Ornis Hungarica. vol.29(1). (2021) p.47-65.
Conservation management rules for reconstructing Moluccan Scrubfowl (Eulipoa wallacei) egg-laying habitats

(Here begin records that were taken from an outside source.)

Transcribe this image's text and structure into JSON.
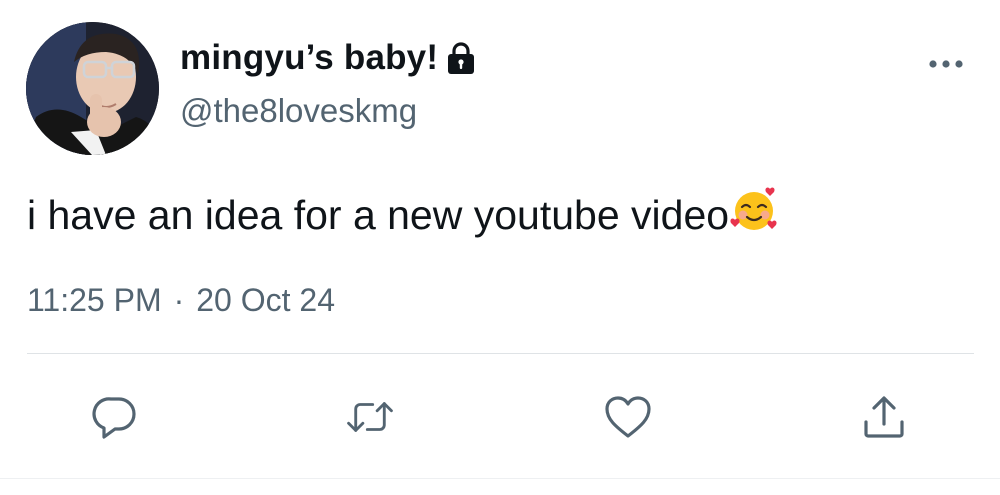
{
  "tweet": {
    "display_name": "mingyu’s baby!",
    "handle": "@the8loveskmg",
    "text": "i have an idea for a new youtube video",
    "emoji_icon": "smiling-face-with-hearts-icon",
    "time": "11:25 PM",
    "separator": "·",
    "date": "20 Oct 24",
    "protected_icon": "lock-icon",
    "more_icon": "more-horizontal-icon"
  },
  "actions": [
    {
      "name": "reply",
      "icon": "reply-icon"
    },
    {
      "name": "retweet",
      "icon": "retweet-icon"
    },
    {
      "name": "like",
      "icon": "heart-icon"
    },
    {
      "name": "share",
      "icon": "share-icon"
    }
  ],
  "colors": {
    "text_primary": "#0f1419",
    "text_secondary": "#536471",
    "icon": "#536471",
    "divider": "#dfe3e6",
    "background": "#ffffff"
  }
}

This research focused on the efforts of indigenous people invested into the reconstruction of damaged Moluccan Scrubfowl (Eulipoa wallacei) egg-laying habitats, as well as, on the ways how the current conditions of the landscapes are conserved by indigenous people. This is a qualitative and quantitative study that used a combination of observation and interview methods. We also used descriptive analysis and spatial analysis including remote sensing techniques. The results showed that the abrasion process that destroyed the Moluccan Scrubfowl egg-laying habitat left a remaining sandbar with an area of 1,161 m2, or about 17% of the area of the initial sandbar. Even though the habitat has not fully recovered, Moluccan Scrubfowls still lay their eggs there. The details of the reconstruction activities carried out by indigenous people are as follows: making embankments, adding sand to the eroded area, replanting supporting coastal vegetation, and making breeding sites. In addition, efforts were also made to restore the surrounding support areas that were also damaged. The activities carried out were as follows: replantation of coral reefs, turtle breeding, nurseries and mangrove planting, nurseries of other plant species such as cloves and nutmegs, picking up trash along the coast, and early education for children in how to be environmentally conscious.